■ **Exercise brief**
Every line of the records that contains the string "おかしいと思いませんか" counts once; give the total and nothing else.

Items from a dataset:
- Opening Delimiter -
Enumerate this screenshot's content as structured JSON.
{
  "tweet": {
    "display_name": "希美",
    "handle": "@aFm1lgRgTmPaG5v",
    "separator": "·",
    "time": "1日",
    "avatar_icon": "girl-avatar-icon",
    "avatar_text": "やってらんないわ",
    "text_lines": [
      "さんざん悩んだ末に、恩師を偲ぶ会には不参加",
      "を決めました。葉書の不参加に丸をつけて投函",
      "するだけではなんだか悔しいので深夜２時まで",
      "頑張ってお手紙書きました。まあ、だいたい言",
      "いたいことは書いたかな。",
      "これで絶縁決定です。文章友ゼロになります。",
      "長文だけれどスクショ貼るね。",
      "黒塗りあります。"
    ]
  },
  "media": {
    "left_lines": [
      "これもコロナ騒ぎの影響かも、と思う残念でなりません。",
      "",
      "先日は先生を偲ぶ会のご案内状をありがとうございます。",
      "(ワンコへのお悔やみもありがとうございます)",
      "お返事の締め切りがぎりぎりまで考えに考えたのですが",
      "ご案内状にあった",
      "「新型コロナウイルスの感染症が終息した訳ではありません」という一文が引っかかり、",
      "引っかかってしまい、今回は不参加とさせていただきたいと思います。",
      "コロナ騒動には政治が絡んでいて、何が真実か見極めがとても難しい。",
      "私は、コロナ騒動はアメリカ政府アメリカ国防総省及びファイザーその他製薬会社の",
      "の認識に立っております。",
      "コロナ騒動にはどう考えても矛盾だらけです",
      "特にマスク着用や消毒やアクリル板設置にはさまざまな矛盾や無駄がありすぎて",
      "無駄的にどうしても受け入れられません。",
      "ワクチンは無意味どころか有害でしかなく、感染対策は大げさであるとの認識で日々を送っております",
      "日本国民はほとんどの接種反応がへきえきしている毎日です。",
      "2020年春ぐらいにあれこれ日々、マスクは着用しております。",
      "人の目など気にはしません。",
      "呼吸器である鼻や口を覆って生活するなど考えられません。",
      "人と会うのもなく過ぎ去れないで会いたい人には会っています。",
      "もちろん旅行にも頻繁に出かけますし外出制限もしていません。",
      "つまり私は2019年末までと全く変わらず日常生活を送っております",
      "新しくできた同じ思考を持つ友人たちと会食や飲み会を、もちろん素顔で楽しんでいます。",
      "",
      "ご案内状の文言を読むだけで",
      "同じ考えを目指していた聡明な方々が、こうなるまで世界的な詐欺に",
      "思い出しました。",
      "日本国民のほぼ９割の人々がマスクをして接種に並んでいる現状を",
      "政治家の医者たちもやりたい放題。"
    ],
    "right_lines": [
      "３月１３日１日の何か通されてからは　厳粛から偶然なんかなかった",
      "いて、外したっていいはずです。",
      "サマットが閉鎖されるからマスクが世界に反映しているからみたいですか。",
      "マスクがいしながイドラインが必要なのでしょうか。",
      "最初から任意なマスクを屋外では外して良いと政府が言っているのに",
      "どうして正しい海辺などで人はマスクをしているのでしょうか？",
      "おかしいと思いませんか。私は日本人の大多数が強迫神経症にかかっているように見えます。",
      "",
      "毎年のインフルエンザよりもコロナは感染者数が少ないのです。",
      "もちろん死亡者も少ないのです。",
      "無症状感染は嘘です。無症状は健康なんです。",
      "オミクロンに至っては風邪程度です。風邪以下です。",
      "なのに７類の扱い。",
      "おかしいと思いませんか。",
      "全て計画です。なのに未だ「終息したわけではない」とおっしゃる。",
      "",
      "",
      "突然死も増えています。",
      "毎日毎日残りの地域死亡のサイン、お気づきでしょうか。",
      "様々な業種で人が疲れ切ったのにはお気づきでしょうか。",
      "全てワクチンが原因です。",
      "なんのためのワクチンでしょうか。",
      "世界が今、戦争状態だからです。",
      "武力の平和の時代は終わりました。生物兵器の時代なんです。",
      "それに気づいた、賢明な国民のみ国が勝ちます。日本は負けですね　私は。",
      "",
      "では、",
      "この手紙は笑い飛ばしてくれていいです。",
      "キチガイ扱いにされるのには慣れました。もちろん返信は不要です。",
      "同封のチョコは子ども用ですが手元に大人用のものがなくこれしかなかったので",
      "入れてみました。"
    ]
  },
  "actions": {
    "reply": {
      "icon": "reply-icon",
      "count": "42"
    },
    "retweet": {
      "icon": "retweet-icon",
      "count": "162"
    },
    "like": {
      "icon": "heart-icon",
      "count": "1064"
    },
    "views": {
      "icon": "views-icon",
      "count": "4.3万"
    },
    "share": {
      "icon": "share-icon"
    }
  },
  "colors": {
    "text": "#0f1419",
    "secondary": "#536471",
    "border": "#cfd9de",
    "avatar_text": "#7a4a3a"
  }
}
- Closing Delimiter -
■ **Written answer**
2